In this project I will assess resistance to both Bacterial Wilt and Cucurbit Downy Mildew among selected cucumber and muskmelon seedstocks, and move forward with an ongoing project to develop a pickling cucumber that is resistant to both diseases.
From September of 1994 through June of 1995, with the financial assistance of OFRF, Organic Ag Advisors and Aptos Berry Farms conducted research on the biological, nutritional and cultural control of Botrytis and Powdery Mildew an Raspberries at the Aptos Berry Farm on Thompson Road in Watsonville CA The research took place in a raspberry operation that uses an integrated organic and conventional farming system, on a raspberry variety chosen because of it's history of trouble with these plant and fruit pathogens, These raspberries bear fruit in fall and spring, thus giving the opportunity t
In the spring of 2001, organic peach blocks were established at two Western Colorado Research Center sites: Rogers Mesa and Orchard Mesa. These plantings were established to allow multi-disciplinary research, systems comparisons, and demonstration of an organic production system for peaches. The objective of this project is to study the effects of different organic management practices on the soil microbial and faunal communities within peach orchards on the western slope of Colorado.
Grape production in the Midwest is increasing at a rapid rate. Very little if any are being grown organically due to the fact that little is known about organic disease control on grape in the Midwest. Sulfur is a good material to use for control of most of the major diseases but sulfur treatments will injure some cultivars of grapes. Many cold hardy grape cultivars have never been tested for sulfur sensitivity. The object of the project is to determine which varieties of grapes are tolerant to sulfur applications.
Root rot (Phytopthora fragriae var. rubi) is of primary concern to all raspberry growers in Washington, and is of particular concern to organic growers who have fewer options for disease control. This trial is focused on organic root rot control, however all raspberry growers will benefit from new disease management strategies.
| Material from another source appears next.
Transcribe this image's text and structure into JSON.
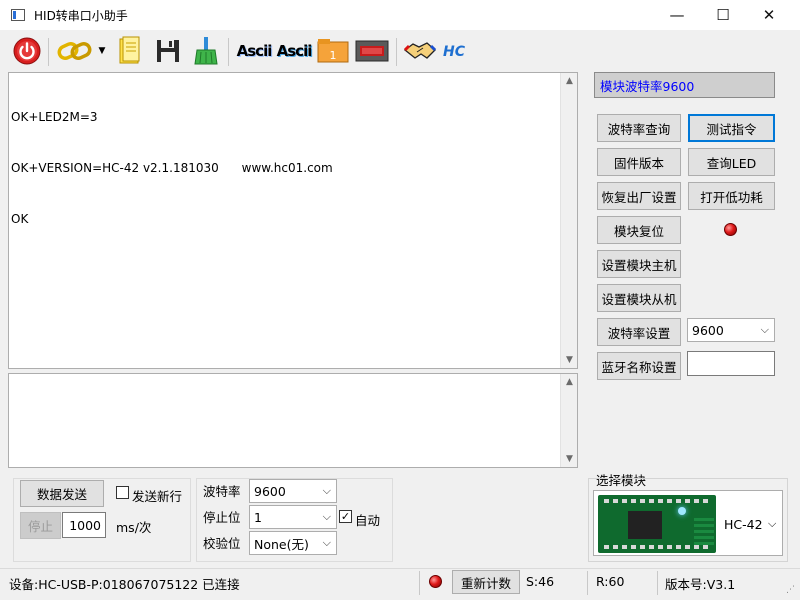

There are two obvious barriers organic producers face when they consider on-farm processing. The first is psychological. On-farm processing can appear intimidating and beyond reach, on one hand; on the other, it may seem unnecessary to someone who is already “adding value” by raising crops or livestock organically. The second barrier—a more pragmatic one—is the lack of good, producer-friendly information on small-scale organic processing and handling.